This enhanced-color view from NASA’s Galileo spacecraft shows an intricate pattern of linear fractures on the icy surface of Jupiter’s moon Europa. Credit: NASA / JPL-Caltech / SETI Institute
In recent years, a team of scientists has been traveling to Antarctica, drilling into the ice, and deploying aquatic robots to learn about an underwater alien world teeming with life.
“We see these ice algae and anemones that will burrow in where it’s pitch black,” says graduate student Jacob Buffo, who studies planetary science at the Georgia Institute of Technology in Atlanta.
Buffo is part of the Sub-ice Investigation of Marine and Planetary-analog Ecosystems (SIMPLE) project, a NASA-funded venture investigating otherworldly Antarctic spots in order to better understand extraterrestrial ecology. The thriving ecosystems found hundreds or even thousands of meters below the icy surface can help researchers better imagine the possibilities on distant ocean worlds in our solar system. Though often overlooked when speculating about where to find life beyond Earth, the interface between ocean and ice can be a rich and nurturing habitat. With NASA gearing up to design and launch a mission to Jupiter’s frozen moon Europa, studying such extreme environments may provide an important foretaste of the future.

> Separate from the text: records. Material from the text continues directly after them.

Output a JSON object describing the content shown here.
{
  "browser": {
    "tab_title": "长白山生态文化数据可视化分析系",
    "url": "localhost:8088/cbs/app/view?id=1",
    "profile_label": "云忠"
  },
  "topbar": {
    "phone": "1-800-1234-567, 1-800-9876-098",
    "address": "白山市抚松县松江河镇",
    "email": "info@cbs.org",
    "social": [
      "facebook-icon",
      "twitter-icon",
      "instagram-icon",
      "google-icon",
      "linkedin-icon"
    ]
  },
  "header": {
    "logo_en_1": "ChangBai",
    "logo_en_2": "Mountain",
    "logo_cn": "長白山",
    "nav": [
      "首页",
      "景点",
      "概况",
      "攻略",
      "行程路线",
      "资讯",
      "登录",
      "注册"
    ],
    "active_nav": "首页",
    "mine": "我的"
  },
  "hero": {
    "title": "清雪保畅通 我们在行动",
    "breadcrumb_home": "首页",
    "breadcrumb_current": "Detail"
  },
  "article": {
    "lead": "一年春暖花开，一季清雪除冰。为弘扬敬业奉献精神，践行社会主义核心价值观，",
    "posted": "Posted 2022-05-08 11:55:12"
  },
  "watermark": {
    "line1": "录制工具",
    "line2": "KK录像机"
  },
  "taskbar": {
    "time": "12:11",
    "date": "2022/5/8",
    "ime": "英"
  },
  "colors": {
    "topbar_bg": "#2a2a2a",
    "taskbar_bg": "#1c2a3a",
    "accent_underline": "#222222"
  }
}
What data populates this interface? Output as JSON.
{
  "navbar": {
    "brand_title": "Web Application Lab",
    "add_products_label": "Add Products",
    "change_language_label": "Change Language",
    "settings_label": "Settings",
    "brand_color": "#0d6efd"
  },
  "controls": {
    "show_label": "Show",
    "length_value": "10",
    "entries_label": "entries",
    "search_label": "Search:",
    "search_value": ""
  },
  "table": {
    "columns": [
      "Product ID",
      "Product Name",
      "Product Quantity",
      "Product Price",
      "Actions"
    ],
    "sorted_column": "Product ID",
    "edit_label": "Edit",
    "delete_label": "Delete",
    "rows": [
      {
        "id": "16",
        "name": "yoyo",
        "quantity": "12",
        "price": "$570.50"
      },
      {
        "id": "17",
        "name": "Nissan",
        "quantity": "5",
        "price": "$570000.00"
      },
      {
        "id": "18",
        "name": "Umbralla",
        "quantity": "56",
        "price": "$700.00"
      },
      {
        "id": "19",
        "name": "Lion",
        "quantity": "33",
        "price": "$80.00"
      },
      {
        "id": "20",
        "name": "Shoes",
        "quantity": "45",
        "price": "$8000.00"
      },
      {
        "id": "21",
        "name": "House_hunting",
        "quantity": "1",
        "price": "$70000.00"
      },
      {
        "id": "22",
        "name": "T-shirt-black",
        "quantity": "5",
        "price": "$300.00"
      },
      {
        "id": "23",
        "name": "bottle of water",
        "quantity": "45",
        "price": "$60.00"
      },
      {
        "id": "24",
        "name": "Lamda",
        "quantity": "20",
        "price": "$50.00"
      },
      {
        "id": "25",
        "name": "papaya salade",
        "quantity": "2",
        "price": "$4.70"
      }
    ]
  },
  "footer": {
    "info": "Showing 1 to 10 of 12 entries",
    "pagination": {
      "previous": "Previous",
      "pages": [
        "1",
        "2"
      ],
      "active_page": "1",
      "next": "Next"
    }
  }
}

When the SIMPLE team’s robotic explorers drop into the Antarctic ocean, they find a topsy-turvy landscape. The underside of the ice shelf contains rolling hills and craggy canyons—all, of course, upside-down. Hotter and colder currents slowly reshape the topography, making the world below the ice an ever-changing experience. Because of its salinity, the water freezes at different temperatures along the bottom of the shelf, creating a porous fluff.
A view of ARTEMIS under the sea ice near the borehole during the final mission. Credit: Bill Stone
“When you look at the bottom of the ice shelf, you’d expect this solid smooth boundary,” Buffo says. “But when you get down there, you have this slushy crystalline layer—partially liquid and partially solid.”
ARTEMIS creates a 3D sonar point cloud map underneath Big John Crack. Credit: Evan Clark
Interactions between melting freshwater glaciers and the cold salty ocean water stimulates the growth of crystals that sometimes rain upward—“kind of like upside-down snow,” says Buffo—adding to this mushy layer. Nutrients can flow through this permeable snow-like material, creating an unexpectedly ideal place for living creatures.
Near the surface, where light can still filter through the ice, algae blooms and provides food and oxygen for other organisms, such as krill. Fish seek shelter in small open pockets in the ice. And in 2014, scientists discovered a bizarre spindly sea anemone clinging to the slushy bottom. Since most anemones anchor themselves in sand, scientists speculate that the fuzzy layer provides a way for the ice-dwelling species to remain entrenched, similar to tree roots plowing into soil. Exactly what the anemones eat, how they reproduce, and how they survive the frosty temperatures remains unknown at this point.
Edwardsiella andrillae; a new species of sea anemone from Antarctic ice. Credit: Marymegan Daly Frank Rack Robert Zook
While the icy crust of a place like Europa is about ten times thicker than the ice shelves of Antarctica, the terrestrial system provides a near-perfect analog to what we might expect to find on the distant frozen moon. Buffo has also created models using earthly data that extrapolate the possible thickness, composition, and habitability of the Europan underwater ice environment, which he will present next month at the American Geophysical Union conference in San Francisco. Both the simulations and the biodiversity seen in Antarctica bode well for potential alien organisms on frozen ocean worlds in the solar system.
But many questions remain about Europa, such as exactly how salty its ocean is and whether or not its internal chemistry is conducive to life as we know it. NASA is currently planning to build the Europa Clipper mission, a spacecraft expected to conduct multiple flybys of the frozen moon in the 2020s and possibly zip through one of the plumes thought to periodically erupt from its surface. The most recent congressional NASA budget included funding for a lander that could touch down atop the enormous ice sheets.
The SIMPLE project’s fleet of robotic explorers will likely help inform both Europa Clipper and any future missions. One of them, Icefin, is a small tethered probe that can conduct sonar mapping and other readings under the ice. The remotely-operated Submersible Capable of under-Ice Navigation and Imaging (SCINI) has sent back spectacular photographs from the frigid ocean. The largest and most capable is ARTEMIS, an autonomous vehicle that can measure pH and oceanic currents as well as test for microbiological communities in the sub-Antarctic world. Data collected from their operation will certainly come in handy once space agencies are ready to peer below the frozen crust of a distant moon.
What will a future robotic probe see? At this point, nobody knows. But in addition to diving through the inky oceans of a frozen world, these pioneers should certainly check out the strange and unique locations at the bottom of the ice.